Arizona is looking at a major windfall in the state budget as a result of the federal government’s tax overhaul, but Gov. Doug Ducey and state lawmakers have different ideas about how the money should be spent.
The federal Tax Cuts and Jobs Act passed in 2017 made significant changes to the way taxpayers can claim deductions and what portion of their income is taxable. Changes to the federal tax code are not uncommon, and states are used to voting on full, partial or nonconformity each year.
This year, however, the changes put a potential $174 million to $228 million in extra revenue on the table for Arizona lawmakers to fight over.
Congressional Republicans voted to expand the standard deduction from $6,500 to $12,000 for single filers and $13,000 to $24,000 for joint filers, but at the same time, they eliminated a host of itemized deductions as part of its tax overhaul.
They also decreased federal income tax rates across the board by restructuring brackets. Earners across the income spectrum will see their rates drop by a few percentage points.
Because taxpayers will no longer be able to claim itemized deductions, they will have a higher adjusted income for tax purposes. Consequently, unless lawmakers decrease Arizona tax rates or make some other adjustment, the Arizona Department of Revenue estimates about $228 million could be generated in tax revenue by the end of this fiscal year. The Joint Legislative Budget Committee predicts about $174 million.
Republican legislative leaders in Arizona have said they want to give the extra revenue back to taxpayers in the form of tax cuts, while some Arizona Democrats want to see that money go to the state’s under-funded public education system.
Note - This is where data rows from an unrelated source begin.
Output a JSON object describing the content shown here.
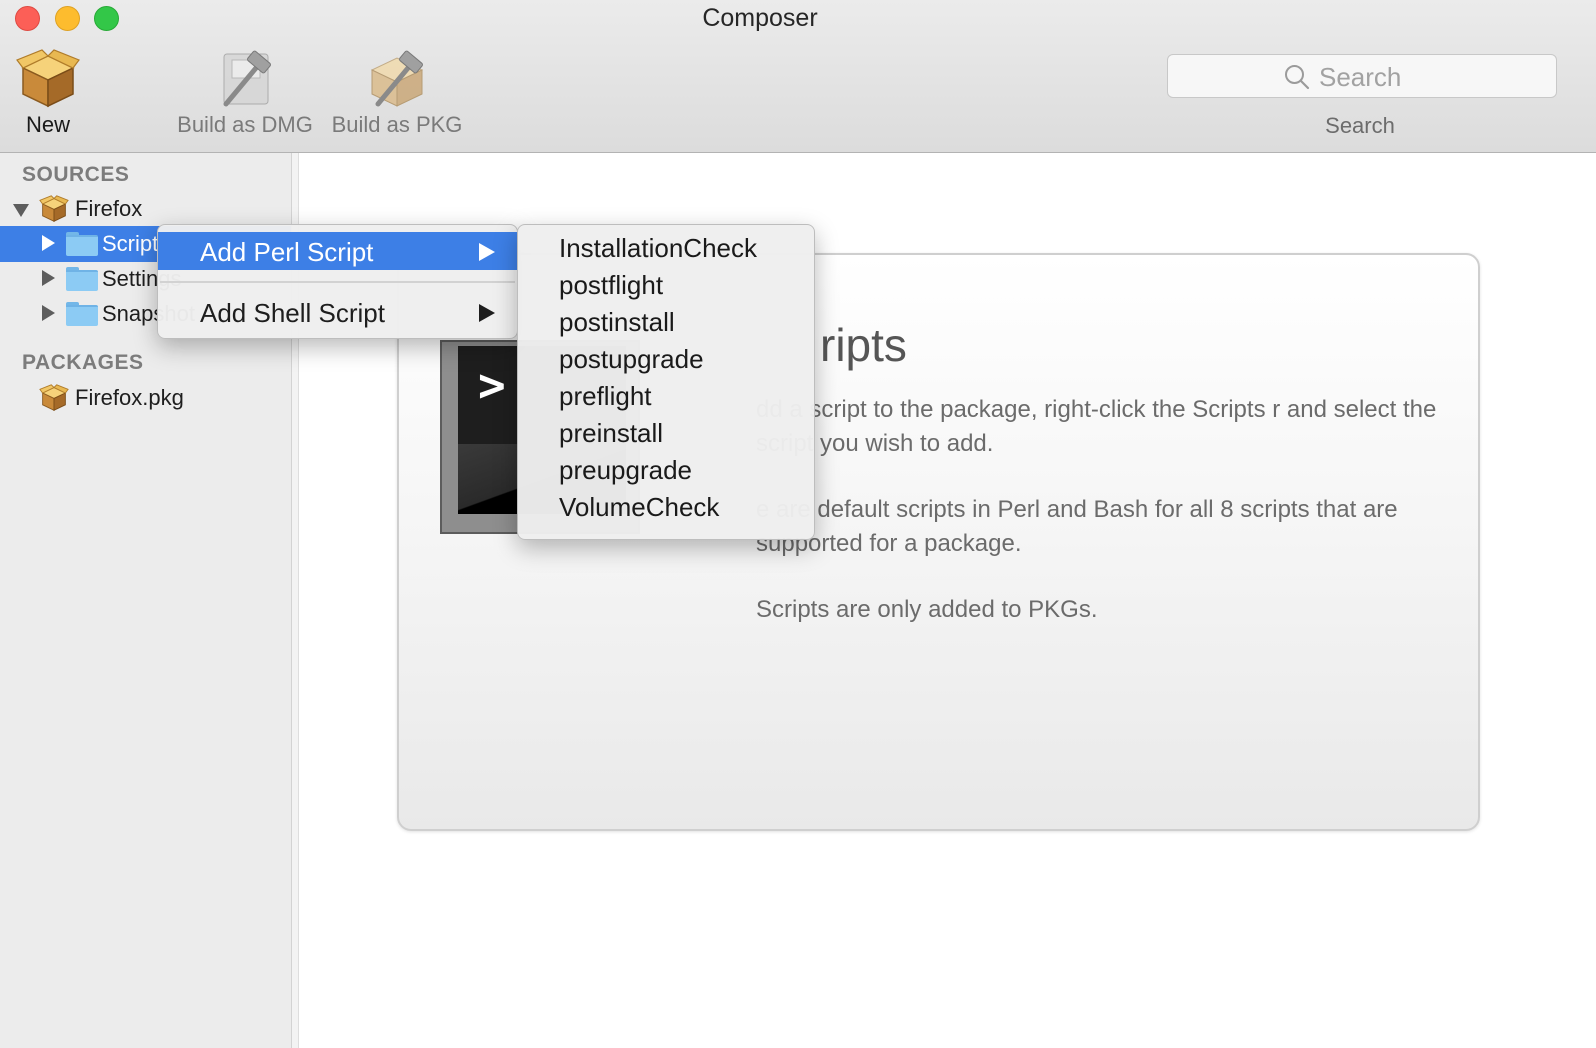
{
  "window": {
    "title": "Composer"
  },
  "toolbar": {
    "new_label": "New",
    "build_dmg_label": "Build as DMG",
    "build_pkg_label": "Build as PKG",
    "search_placeholder": "Search",
    "search_caption": "Search"
  },
  "sidebar": {
    "sources_header": "SOURCES",
    "source_root": "Firefox",
    "source_children": [
      "Scripts",
      "Settings",
      "Snapshot"
    ],
    "packages_header": "PACKAGES",
    "packages": [
      "Firefox.pkg"
    ]
  },
  "context_menu": {
    "items": [
      {
        "label": "Add Perl Script",
        "highlighted": true
      },
      {
        "label": "Add Shell Script",
        "highlighted": false
      }
    ],
    "submenu": [
      "InstallationCheck",
      "postflight",
      "postinstall",
      "postupgrade",
      "preflight",
      "preinstall",
      "preupgrade",
      "VolumeCheck"
    ]
  },
  "panel": {
    "title_visible": "ripts",
    "terminal_prompt": ">",
    "para1": "dd a script to the package, right-click the Scripts r and select the script you wish to add.",
    "para2": "e are default scripts in Perl and Bash for all 8 scripts that are supported for a package.",
    "para3": "Scripts are only added to PKGs."
  },
  "colors": {
    "selection": "#3d7fe6",
    "close": "#fc5f57",
    "minimize": "#fdbc2e",
    "zoom": "#33c748"
  },
  "icons": {
    "new": "package-box-icon",
    "build_dmg": "hammer-disk-icon",
    "build_pkg": "hammer-box-icon",
    "search": "magnifier-icon",
    "folder": "folder-icon",
    "package": "package-box-icon",
    "terminal": "terminal-icon"
  }
}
Gov. Doug Ducey announced a plan to put the extra revenue into the state’s Budget Stabilization Fund, also known as the “rainy day fund.” The account currently has about $460 million, according to the JLBC.
Former state lawmaker and budget wonk Steve Far ley (D) said that Gov. Ducey’s plan to put the money away for a rainy day is a positive sign for Democrats. He anticipates a strong need for that money in 2021 since Prop. 126 prohibits the state and local governments from increasing tax rates or enacting new taxes on services performed in Arizona. The Tucson Democrat said that law will negatively impact education funding.
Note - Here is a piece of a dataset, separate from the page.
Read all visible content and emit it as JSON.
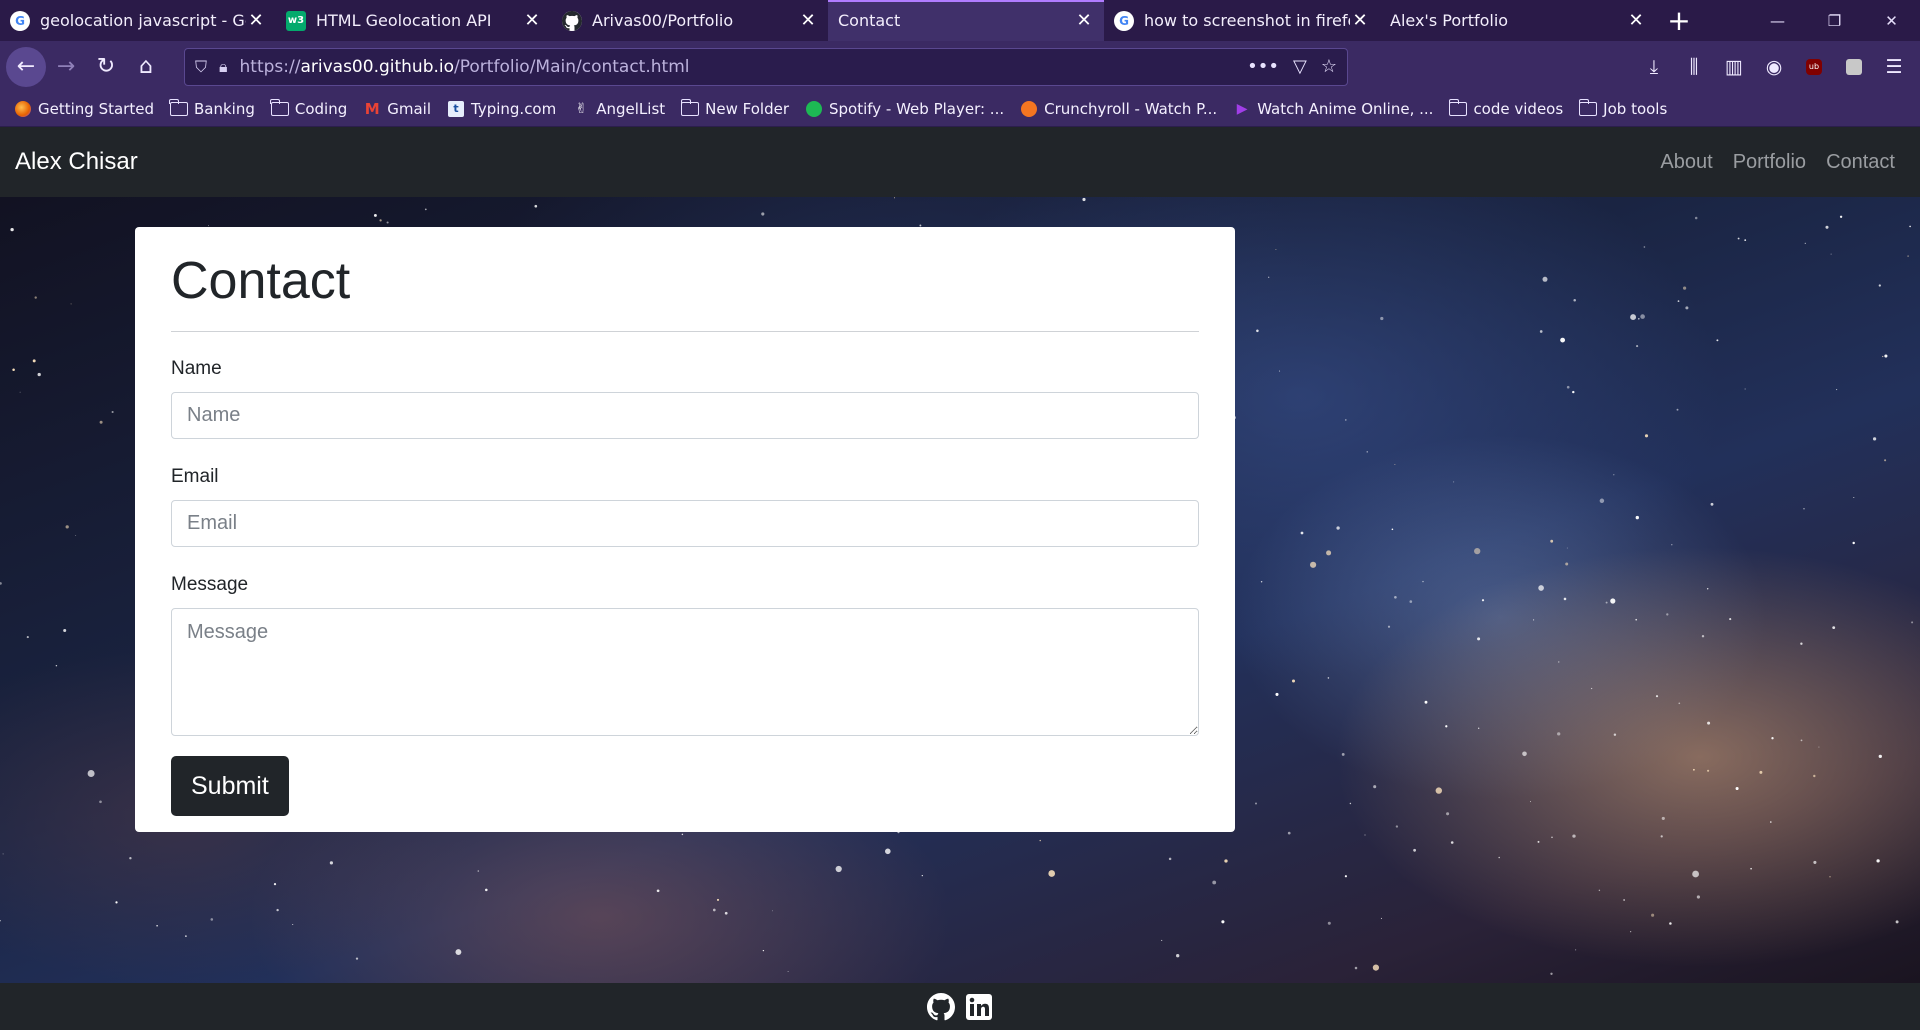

“I was encouraged to see the governor on this side because otherwise it would have been a huge battle,” he said. “I think it’s one we still could have won, but now it will be a lot easier because the governor has a lot more power at his disposal to bring some recalcitrant moderate Republicans along.”
Gov. Ducey only plans to use the rainy day fund solution for this year. In the future, he’s open to different options for what the state should do with the extra revenue, including tax cuts.
“Our focus is on providing taxpayers certainty for tax year 2018. The governor wants to conform,” said Ducey spokesman Patrick Ptak. “With any additional revenue that comes from that, our proposal is to place it in the rainy-day fund for tax year 2018. This is a one-time solution that gives taxpayers swift certainty. We want to work with the Legislature on this plan and for future tax years.”
But some Republican lawmakers say the state should still cut taxes to avoid collecting the additional revenue while putting other money in the rainy-day fund.
“The governor is connecting two different issues that aren’t related,” Sen. J.D. Mesnard (R) said. “Me and a number of colleagues are supportive of putting money in the rainy day fund, we have a surplus that we could use that for. The issue of tax conformity is entirely separate. It’s not like the only way we could put money in the rainy day fund is through raising taxes.”
Mesnard said that because many people will start filing their tax returns at the end of January, there’s not much time for the Legislature to act if they are going to make adjustments to avoid collecting the additional revenue.
“There’s just a big question mark and this is why I was pushing for a special session back in December to avoid this scenario,” Mesnard said. “We’re just going to have to work as quickly as possible.”
ADOR has indicated they prepared income tax forms that reflect full conformity to the federal changes, except provisions that the state historically does not conform to. The agency expects online and paper tax forms will be available by Jan. 28, the same date that federal tax forms will be accepted, according to a news release.